A recent study by the CVS Health Research Institute found that the pharmacy retailer's prescription refill program boosts medication adherence while reducing drug waste.
The research was published in the American Journal of Managed Care and is the first to show the impact of prescription refill programs on medication adherence -- a major public health issue costing the nation approximately $300 billion a year in health care spending.
Researchers analyzed data from more than 250,000 CVS/caremark members who filled either 30- or- 90-day prescriptions for at least one of 11 common chronic conditions at a CVS store. Medication adherence was measured using the Medication Possession Ratio (MPR).
Members who received a 30-day supply of chronic medications and were enrolled in CVS' ReadyFill, an automatic prescription refill program launched in 2009, had a MPR of three points higher than members who filled medications the traditional way. Enrollees also had 2.5 fewer days of excess medication on hand.

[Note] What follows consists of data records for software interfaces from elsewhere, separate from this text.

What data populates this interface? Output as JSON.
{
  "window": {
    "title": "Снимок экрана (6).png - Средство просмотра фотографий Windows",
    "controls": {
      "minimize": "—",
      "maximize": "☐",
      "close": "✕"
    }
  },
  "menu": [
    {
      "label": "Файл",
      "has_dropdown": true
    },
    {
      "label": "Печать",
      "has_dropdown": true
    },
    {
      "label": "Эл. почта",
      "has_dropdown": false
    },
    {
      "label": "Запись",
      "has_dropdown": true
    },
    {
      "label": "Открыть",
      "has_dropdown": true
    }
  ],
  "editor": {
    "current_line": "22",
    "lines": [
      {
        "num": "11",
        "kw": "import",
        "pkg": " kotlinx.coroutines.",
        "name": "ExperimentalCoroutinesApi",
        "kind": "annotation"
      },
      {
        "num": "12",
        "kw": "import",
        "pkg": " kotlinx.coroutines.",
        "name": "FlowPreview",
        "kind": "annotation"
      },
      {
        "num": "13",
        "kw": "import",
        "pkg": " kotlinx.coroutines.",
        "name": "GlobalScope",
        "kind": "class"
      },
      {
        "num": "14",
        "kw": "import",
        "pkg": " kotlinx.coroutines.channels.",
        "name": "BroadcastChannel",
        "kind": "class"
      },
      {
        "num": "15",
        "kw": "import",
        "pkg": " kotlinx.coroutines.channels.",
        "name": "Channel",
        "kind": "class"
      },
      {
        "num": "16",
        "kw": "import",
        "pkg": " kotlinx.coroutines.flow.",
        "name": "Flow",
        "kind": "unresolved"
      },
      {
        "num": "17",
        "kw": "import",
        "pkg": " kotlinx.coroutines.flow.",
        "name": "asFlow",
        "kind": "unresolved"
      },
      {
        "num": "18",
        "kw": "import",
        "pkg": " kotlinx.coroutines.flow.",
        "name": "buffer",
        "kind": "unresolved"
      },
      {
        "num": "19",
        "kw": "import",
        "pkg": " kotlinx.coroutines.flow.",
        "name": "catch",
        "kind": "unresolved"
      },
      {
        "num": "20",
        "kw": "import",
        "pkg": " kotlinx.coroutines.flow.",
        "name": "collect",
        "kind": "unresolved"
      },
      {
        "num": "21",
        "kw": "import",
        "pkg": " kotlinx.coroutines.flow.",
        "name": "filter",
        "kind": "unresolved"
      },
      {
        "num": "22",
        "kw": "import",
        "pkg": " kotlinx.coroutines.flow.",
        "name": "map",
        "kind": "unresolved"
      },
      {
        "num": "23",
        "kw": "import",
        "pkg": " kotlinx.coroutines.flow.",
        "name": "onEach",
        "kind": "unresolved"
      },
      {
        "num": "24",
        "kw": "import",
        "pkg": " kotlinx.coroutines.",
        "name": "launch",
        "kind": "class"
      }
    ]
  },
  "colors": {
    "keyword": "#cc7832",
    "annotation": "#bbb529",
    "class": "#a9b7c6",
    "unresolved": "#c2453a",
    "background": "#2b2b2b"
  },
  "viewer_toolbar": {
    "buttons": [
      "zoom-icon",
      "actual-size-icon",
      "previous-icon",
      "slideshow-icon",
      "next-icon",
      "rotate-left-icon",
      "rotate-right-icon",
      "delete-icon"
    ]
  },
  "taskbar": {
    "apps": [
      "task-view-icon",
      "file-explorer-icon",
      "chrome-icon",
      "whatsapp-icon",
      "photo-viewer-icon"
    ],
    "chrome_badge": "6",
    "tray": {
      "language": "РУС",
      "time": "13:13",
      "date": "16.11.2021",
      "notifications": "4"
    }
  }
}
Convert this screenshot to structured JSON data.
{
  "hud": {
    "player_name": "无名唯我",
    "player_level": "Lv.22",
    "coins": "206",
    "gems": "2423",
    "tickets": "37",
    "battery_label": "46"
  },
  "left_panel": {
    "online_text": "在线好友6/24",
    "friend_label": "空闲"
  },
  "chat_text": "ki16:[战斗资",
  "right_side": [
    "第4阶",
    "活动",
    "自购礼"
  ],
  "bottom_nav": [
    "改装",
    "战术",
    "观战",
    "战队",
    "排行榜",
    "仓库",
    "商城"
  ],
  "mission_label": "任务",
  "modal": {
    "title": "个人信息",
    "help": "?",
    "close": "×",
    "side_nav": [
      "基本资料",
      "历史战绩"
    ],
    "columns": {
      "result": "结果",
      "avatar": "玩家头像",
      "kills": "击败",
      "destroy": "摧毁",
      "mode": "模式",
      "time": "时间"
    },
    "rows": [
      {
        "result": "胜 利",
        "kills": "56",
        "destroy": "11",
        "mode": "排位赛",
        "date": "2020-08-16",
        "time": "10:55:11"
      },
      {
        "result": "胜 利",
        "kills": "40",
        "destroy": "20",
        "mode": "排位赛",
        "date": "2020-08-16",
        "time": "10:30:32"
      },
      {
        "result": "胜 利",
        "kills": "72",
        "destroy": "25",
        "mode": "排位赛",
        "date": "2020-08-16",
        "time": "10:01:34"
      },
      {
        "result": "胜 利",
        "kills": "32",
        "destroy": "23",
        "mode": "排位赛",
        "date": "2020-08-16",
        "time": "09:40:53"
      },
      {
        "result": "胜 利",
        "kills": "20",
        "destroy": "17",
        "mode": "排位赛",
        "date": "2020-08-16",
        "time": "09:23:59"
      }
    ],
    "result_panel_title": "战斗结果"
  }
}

The MPR for those ReadyFill enrollees receiving a 90-day supply of medications was 1.4 points higher than non-enrollees. Additionally, the ReadyFill users had approximately two fewer days of an oversupply of medication.
“We created the ReadyFill program to help encourage adherence by providing customers with easy access to an appropriate and adequate medication supply,” CVS Health Pharmacy Services Executive Vice President Joshua Flum said. “At CVS Health, we are committed to helping more people start and stay on their prescriptions every day, and ReadyFill is just one of several adherence services that we offer to help improve health outcomes and reduce total health care costs.”